-- HyperLinks --
HyperLinks are how we get around on a website, and on the Internet. Without HyperLinks to other files and folders, the internet could not function.
A HyperLink can be a picture (or part of it. see bit_mapping), a word, a sentence, in fact, anything on the page. It can link to, a file, a picture, a page and another website (which really is a web page.) or a portion thereof.
There is a very good page on HyperLinks at www.w3.org.
In simple terms, a link is constructed with two anchors and a direction. The first anchor is the destination: < a href="destination.html"> which is, of course, where the Link will take you.
The second anchor is the Source, which can be anything on the page, which will often be underlined, or change color when the cursor is over it. In the case of a picture, or graphic, it may have a colored border. This depends on how the website is set up.

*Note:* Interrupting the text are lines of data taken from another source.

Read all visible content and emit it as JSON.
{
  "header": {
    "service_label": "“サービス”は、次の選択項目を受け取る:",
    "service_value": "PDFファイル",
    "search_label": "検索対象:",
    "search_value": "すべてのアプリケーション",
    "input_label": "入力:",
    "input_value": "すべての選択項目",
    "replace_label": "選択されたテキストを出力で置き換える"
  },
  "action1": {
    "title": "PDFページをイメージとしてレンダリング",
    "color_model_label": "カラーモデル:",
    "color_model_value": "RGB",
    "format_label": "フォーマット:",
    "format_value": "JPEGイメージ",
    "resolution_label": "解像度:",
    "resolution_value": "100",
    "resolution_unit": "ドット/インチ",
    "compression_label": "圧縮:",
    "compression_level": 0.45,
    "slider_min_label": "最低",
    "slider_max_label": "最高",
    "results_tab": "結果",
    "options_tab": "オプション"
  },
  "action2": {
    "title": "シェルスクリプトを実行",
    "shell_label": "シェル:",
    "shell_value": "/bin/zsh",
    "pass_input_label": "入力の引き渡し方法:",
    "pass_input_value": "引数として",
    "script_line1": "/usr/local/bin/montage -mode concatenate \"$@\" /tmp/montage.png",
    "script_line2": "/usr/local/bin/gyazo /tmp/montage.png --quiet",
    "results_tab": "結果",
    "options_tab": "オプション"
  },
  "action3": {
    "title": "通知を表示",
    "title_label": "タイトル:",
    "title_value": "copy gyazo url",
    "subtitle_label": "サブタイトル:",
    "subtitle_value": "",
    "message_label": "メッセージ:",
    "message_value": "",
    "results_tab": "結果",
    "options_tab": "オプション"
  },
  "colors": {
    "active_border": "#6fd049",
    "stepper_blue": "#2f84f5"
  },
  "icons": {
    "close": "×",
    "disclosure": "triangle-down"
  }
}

When the link goes to a certain portion of a page, it is also called an Anchor. It doesn't have to stay on the same page as the HyperLink.
A simple link to another page would be written like this: <a href="other_page.html">Another page</a> This is assuming the page is in the same location as the link page.
If the target page is in another folder, say one called "my_pages", the link would look like this: <a href="my_pages/other_page.html">Another page</a>. Please notice there are NO spaces in the filenames.
Now, let's say there is a very long page with a section we want to link to near the bottom. But, we don't want to make someone scroll down the length of the page to get to it.
Write the code like this: <a href="other_page.html#the_place">Another page</a>. Then in the page "another_page.html", at the spot where we want to go, we put the code: <a name="the_place"></a>. If you click on the link above to bit_mapping, you will notice it takes you right to the section of the page that tells about Bit Mapping.
Notice there is no space between the tag other_page.html and the # defining the anchor name. If one is left there, it might work, however, validation will say there's an error.
These are called Relative Links
Now, a situation might arise, especially with menus, where you have a page menu several levels deep, maybe in an Include and want to use the same menu code for all pages. That's where Absolute Links come in.
A novel way to look at it is: There are many rooms in your house, just as there are many folders in a website. You can give directions to an item in a room in your house in two ways. You can give directions from where you are right now. This would be Relative. This is fine, except, the directions will change depending on which room you start from.
However, if directions are given from the front door, Absolute, It doesn't matter where you happen to be, the directions will remain the same.
This would be written: <a href="http://www.yoursite.com/other_page.html">Another page</a>
What we are doing is going in the front door of the website.
For more information check out Media College